>>>>>

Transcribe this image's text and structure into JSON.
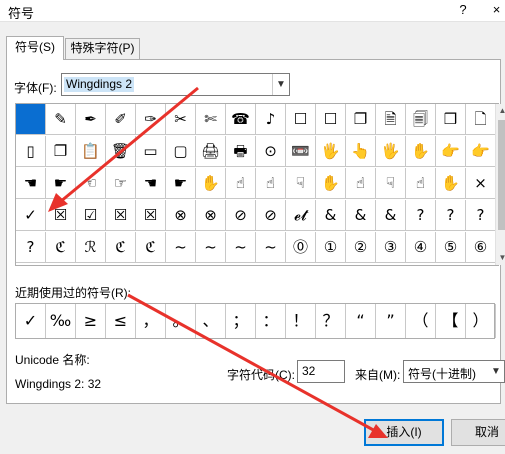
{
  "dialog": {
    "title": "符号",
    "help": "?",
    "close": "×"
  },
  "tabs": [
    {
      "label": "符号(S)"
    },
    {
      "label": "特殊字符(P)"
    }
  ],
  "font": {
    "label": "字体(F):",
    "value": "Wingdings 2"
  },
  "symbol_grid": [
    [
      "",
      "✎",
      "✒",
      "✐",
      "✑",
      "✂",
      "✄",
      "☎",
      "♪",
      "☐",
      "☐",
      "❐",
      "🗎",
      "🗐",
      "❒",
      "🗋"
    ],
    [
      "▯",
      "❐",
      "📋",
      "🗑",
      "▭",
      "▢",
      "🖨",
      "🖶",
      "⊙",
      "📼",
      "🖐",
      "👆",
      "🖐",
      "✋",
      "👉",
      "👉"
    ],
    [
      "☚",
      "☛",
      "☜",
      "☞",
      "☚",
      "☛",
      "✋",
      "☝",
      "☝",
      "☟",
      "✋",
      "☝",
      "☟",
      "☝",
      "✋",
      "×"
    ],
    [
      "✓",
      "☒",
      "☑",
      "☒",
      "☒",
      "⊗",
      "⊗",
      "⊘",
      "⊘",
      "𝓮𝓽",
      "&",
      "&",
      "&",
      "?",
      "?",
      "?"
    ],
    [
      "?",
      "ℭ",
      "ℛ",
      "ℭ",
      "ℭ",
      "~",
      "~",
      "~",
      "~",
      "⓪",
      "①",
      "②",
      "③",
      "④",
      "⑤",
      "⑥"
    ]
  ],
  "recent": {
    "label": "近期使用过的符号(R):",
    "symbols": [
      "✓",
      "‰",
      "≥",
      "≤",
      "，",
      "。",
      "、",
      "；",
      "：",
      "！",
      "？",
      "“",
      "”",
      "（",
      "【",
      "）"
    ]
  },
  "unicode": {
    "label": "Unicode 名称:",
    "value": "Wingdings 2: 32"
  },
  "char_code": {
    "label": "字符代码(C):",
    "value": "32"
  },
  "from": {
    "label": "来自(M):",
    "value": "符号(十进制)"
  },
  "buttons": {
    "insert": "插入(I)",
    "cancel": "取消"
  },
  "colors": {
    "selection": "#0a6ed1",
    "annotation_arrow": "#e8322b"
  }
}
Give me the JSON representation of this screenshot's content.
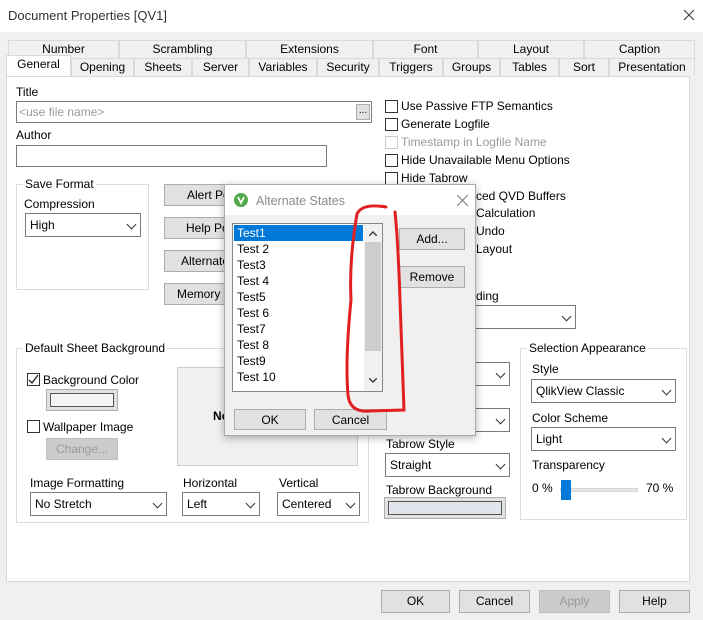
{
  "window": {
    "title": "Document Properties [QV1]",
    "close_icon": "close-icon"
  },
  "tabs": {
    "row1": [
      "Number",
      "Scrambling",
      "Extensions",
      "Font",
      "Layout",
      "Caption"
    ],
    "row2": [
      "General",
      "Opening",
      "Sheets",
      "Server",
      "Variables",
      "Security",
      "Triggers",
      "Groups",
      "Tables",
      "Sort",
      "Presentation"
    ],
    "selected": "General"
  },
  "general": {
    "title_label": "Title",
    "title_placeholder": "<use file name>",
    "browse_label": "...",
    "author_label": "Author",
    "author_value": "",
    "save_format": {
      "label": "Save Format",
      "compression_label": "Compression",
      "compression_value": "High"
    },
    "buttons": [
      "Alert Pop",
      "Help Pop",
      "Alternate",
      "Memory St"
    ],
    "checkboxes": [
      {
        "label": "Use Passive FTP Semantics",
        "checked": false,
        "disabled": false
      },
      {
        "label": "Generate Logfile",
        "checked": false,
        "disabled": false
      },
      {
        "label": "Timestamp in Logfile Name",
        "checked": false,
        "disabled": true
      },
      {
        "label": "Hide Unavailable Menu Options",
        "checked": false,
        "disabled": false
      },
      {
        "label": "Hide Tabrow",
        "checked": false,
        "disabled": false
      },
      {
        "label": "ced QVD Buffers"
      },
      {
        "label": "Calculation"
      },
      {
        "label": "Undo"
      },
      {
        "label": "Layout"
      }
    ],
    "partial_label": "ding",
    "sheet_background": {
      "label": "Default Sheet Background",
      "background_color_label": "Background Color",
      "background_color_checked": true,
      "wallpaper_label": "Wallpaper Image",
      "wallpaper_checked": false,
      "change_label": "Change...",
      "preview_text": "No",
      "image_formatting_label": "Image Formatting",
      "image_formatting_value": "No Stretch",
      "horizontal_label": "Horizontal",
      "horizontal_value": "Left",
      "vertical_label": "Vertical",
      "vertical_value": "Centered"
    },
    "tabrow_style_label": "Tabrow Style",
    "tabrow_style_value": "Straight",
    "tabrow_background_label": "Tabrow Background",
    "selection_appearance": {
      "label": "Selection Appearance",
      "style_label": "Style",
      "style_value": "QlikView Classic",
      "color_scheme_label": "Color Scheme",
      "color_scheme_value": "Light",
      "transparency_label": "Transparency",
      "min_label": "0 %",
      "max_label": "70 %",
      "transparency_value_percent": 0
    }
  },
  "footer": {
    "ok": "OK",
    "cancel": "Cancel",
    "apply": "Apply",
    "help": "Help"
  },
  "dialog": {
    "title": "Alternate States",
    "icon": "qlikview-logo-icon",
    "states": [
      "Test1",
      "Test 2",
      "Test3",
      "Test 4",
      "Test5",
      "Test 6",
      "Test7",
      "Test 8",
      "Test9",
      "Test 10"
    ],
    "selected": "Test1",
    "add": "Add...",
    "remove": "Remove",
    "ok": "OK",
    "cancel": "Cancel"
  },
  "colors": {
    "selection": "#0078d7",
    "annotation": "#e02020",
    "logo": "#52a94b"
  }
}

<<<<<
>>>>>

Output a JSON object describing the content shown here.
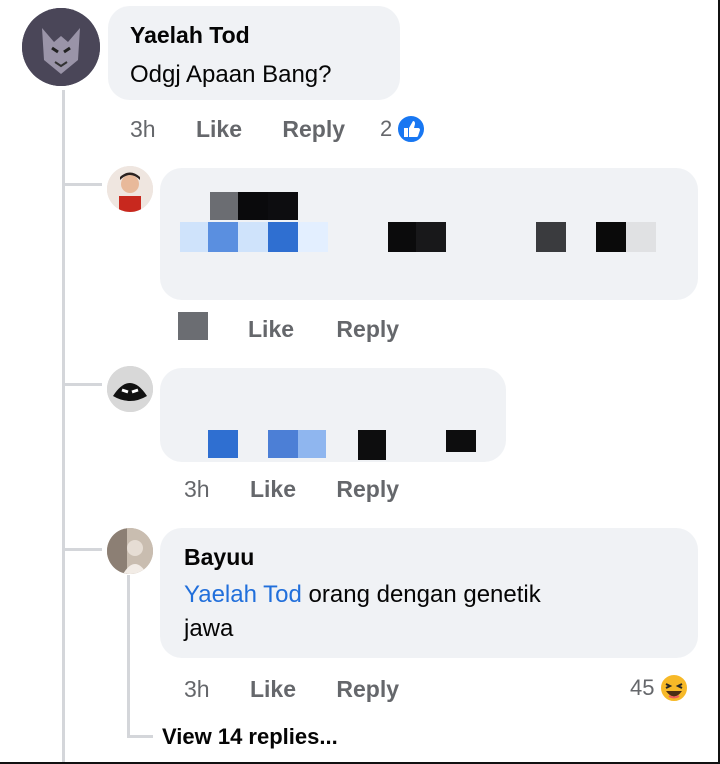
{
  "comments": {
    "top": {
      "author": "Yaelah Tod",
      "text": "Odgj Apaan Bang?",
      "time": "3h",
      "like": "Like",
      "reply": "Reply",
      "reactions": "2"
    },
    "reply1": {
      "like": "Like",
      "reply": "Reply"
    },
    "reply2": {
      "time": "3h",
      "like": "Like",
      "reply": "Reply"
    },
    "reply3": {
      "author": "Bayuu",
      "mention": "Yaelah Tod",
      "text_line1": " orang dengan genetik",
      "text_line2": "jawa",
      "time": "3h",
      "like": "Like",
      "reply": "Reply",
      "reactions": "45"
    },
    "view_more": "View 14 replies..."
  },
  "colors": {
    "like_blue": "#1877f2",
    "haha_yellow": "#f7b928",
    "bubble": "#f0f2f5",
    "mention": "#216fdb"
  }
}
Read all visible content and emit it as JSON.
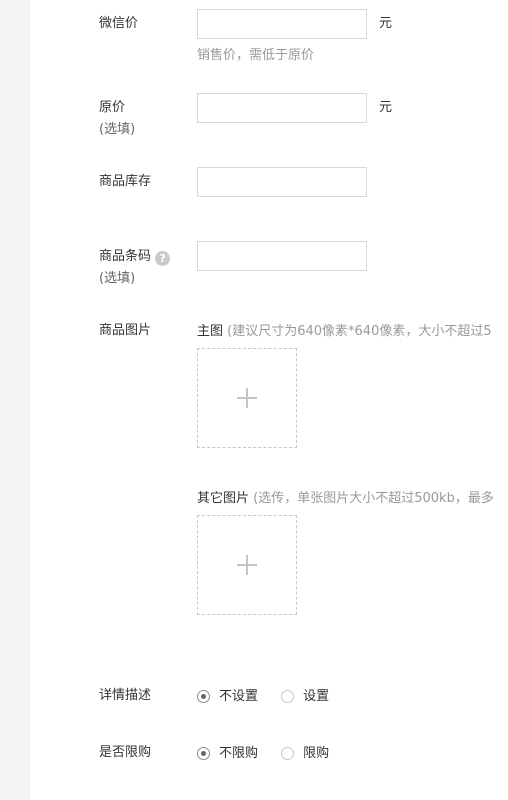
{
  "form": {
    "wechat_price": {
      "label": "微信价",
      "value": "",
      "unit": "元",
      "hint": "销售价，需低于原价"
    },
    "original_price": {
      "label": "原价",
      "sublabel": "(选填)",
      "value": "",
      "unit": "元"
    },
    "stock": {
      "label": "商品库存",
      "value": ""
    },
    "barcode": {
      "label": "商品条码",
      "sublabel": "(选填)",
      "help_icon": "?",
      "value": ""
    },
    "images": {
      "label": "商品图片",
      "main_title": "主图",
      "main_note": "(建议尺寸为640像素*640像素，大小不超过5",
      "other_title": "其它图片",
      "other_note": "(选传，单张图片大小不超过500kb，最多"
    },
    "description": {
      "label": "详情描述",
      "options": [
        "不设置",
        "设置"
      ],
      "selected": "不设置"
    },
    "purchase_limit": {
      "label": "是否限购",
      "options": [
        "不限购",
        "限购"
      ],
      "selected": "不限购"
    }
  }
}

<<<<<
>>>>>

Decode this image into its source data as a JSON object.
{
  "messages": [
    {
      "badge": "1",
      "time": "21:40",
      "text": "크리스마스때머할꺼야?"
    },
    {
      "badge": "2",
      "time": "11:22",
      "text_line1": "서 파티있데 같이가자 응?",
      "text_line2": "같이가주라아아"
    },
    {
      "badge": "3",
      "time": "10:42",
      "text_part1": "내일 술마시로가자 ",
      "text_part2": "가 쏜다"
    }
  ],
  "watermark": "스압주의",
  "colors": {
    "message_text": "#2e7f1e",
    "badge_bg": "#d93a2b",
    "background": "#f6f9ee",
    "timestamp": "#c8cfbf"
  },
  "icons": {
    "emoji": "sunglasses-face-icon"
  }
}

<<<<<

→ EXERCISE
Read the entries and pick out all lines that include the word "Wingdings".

→ FINISHED TASK
    "value": "Wingdings 2"
    "value": "Wingdings 2: 32"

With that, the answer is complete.